So Long As There Are Questions
Yesterday from Fr. Paul’s Blog, The Shroud of Turin and Why Physicality Matters:
Recently a member of our congregation went to visit the Shroud of Turin at its ‘ten year showing’. Everyone knows now that it is a production of mediaeval times, but still, lots of people have gone to see it. There are of course many views about the shroud. Those who want to support its religious significance will talk about the questions that are still unanswered, like ‘How was it done?’ and ‘How old is it really? Can we trust the carbon dating?’ So long as there are questions to be raised, the mystery of the shroud can be kept alive. Then of course others of a more pragmatic mindset say ‘Well, it’s just a piece of cloth, so what? Even if it is Jesus’ shroud. So what?’
Pope Francis says that the image on the shroud ‘speaks to the heart’. And of course this is one legitimate way to approach the image. It is like the Grünewald Isenheim Altarpiece, where a very disfigured Jesus on the Cross reflects the suffering of those looking at the image.’ It says to them ‘God shares in what is most shameful and painful for you, and can transform it.’ Both images say something to our condition.

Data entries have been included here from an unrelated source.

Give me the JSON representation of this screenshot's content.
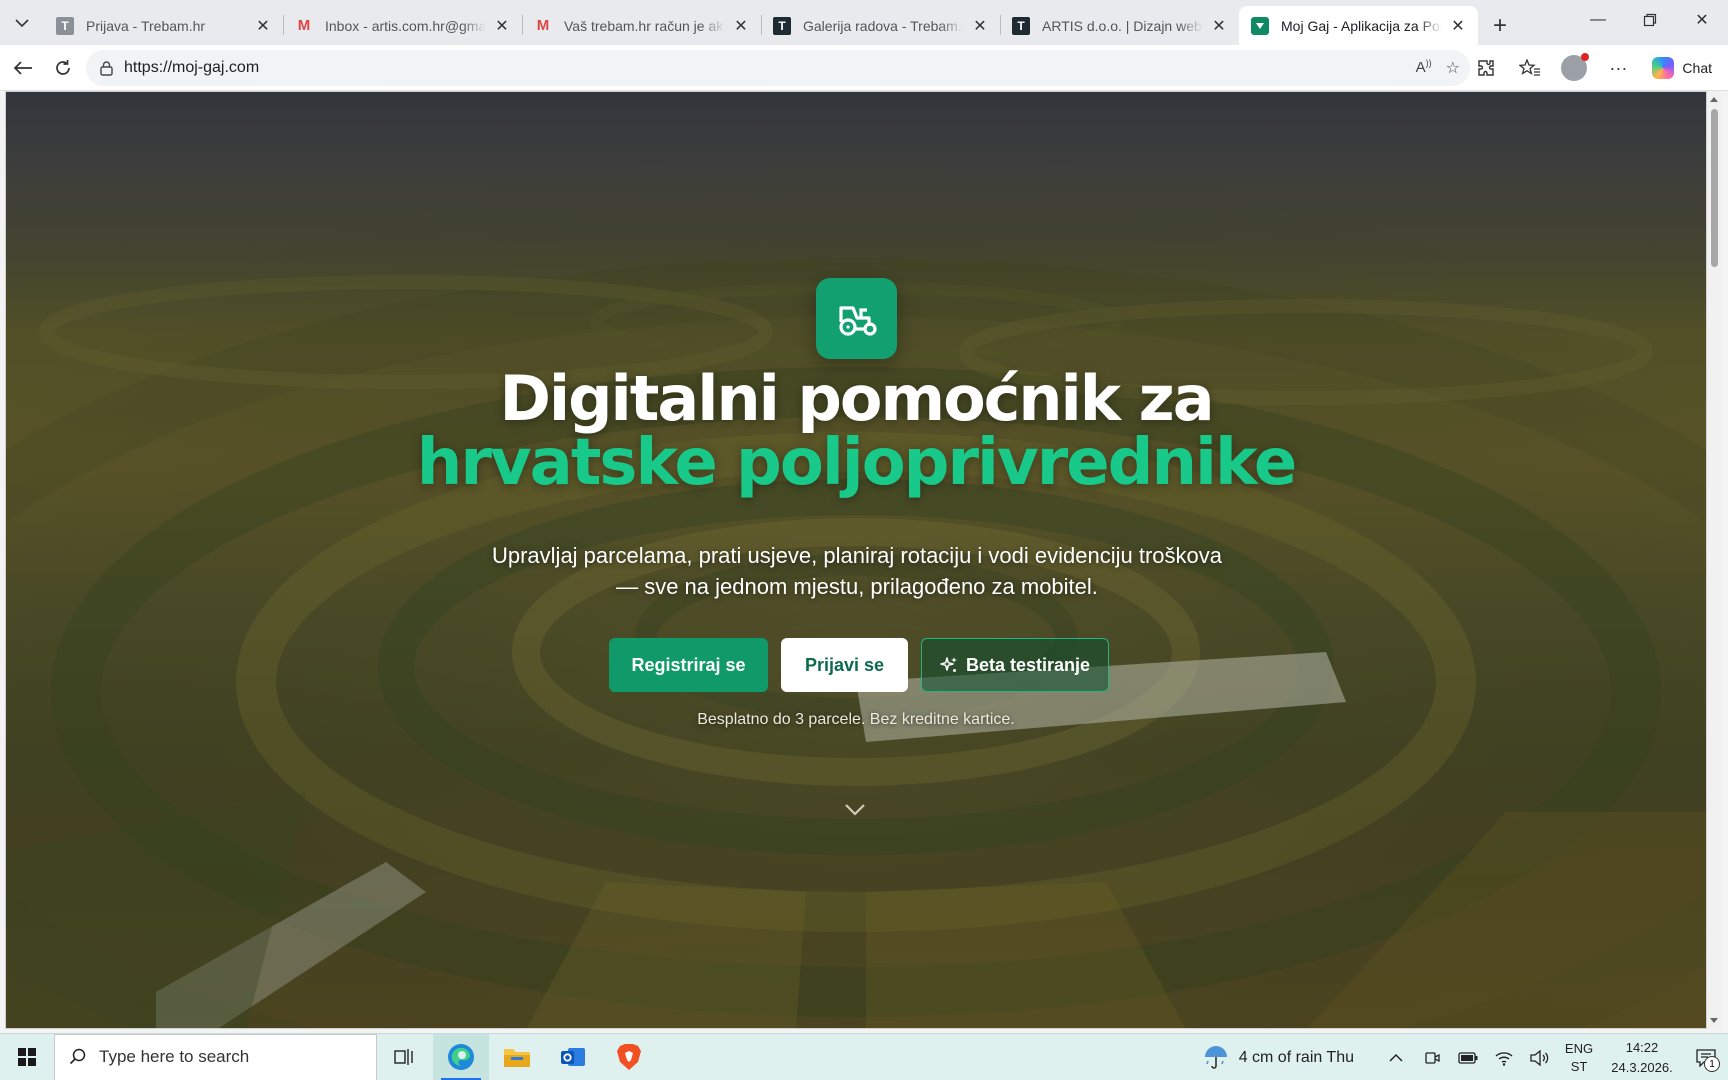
{
  "browser": {
    "tabs": [
      {
        "title": "Prijava - Trebam.hr",
        "favicon": "trebam-icon",
        "active": false
      },
      {
        "title": "Inbox - artis.com.hr@gmail.com",
        "favicon": "gmail-icon",
        "active": false
      },
      {
        "title": "Vaš trebam.hr račun je aktiviran",
        "favicon": "gmail-icon",
        "active": false
      },
      {
        "title": "Galerija radova - Trebam.hr",
        "favicon": "trebam-icon",
        "active": false
      },
      {
        "title": "ARTIS d.o.o. | Dizajn web stranica",
        "favicon": "trebam-icon",
        "active": false
      },
      {
        "title": "Moj Gaj - Aplikacija za Poljoprivrednike",
        "favicon": "mojgaj-icon",
        "active": true
      }
    ],
    "address": "https://moj-gaj.com",
    "chat_label": "Chat"
  },
  "page": {
    "headline_line1": "Digitalni pomoćnik za",
    "headline_line2": "hrvatske poljoprivrednike",
    "subtitle_line1": "Upravljaj parcelama, prati usjeve, planiraj rotaciju i vodi evidenciju troškova",
    "subtitle_line2": "— sve na jednom mjestu, prilagođeno za mobitel.",
    "buttons": {
      "register": "Registriraj se",
      "login": "Prijavi se",
      "beta": "Beta testiranje"
    },
    "note": "Besplatno do 3 parcele. Bez kreditne kartice.",
    "colors": {
      "accent": "#12a070",
      "headline_accent": "#18c98a"
    }
  },
  "taskbar": {
    "search_placeholder": "Type here to search",
    "weather": "4 cm of rain Thu",
    "lang_line1": "ENG",
    "lang_line2": "ST",
    "time": "14:22",
    "date": "24.3.2026.",
    "notification_count": "1"
  }
}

The age of the shroud of Turin and the image on it does not prove the resurrection, neither does an empty tomb. What proves the resurrection is the continual physical presence of Christ in the Church. This happens, as St. Paul tells us ‘according to the Spirit’, but it happens in our bodies. It happens as the sovereignly free God promises to localise himself ‘for-us’ and to be present ‘for-us’ that we might have union with God. That’s why I can rejoice in icons, rejoice in the shroud rejoice in relics and rejoice in the sacraments. Let Charles Wesley have the last word.
Unsearchable the love
That hath the Saviour brought;
The grace is far above
Or man or angels thought;
Suffice for us that God, we know,
Our God, is manifest below.